TRY IT - How many lines in the data that follows contain the word "heading"? Only that number is needed.

___ THE RECORDS

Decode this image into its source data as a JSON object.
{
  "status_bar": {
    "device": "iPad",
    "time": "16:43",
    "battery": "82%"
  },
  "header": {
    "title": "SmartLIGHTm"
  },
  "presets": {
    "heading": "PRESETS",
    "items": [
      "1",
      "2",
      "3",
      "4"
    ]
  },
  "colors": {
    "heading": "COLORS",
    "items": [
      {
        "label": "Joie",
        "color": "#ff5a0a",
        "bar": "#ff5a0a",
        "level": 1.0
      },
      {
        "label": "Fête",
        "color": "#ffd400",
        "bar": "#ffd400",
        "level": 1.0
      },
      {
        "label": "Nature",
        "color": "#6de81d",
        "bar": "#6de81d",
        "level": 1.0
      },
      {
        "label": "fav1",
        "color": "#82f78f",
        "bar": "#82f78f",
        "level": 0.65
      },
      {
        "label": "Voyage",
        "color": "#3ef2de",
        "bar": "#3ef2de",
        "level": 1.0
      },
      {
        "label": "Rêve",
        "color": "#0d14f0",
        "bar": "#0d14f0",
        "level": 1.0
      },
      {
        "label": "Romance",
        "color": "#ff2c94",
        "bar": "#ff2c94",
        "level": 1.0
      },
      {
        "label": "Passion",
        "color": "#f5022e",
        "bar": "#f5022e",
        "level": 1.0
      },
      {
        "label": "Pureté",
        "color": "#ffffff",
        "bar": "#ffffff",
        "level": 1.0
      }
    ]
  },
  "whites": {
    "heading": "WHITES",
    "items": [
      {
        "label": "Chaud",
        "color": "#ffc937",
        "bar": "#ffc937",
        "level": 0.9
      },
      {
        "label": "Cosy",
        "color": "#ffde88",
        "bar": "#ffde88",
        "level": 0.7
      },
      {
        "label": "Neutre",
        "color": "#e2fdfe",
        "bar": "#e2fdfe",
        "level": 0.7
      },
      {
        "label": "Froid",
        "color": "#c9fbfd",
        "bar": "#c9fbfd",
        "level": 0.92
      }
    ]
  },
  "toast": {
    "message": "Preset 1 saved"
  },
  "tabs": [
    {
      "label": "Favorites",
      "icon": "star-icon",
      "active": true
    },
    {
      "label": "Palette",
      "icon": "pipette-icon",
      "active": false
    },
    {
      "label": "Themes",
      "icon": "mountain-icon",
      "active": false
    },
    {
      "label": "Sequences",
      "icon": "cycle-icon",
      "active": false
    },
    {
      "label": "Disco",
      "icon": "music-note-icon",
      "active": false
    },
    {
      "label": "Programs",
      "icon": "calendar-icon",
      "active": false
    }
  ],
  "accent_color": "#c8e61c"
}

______

TASK OUTPUT - 3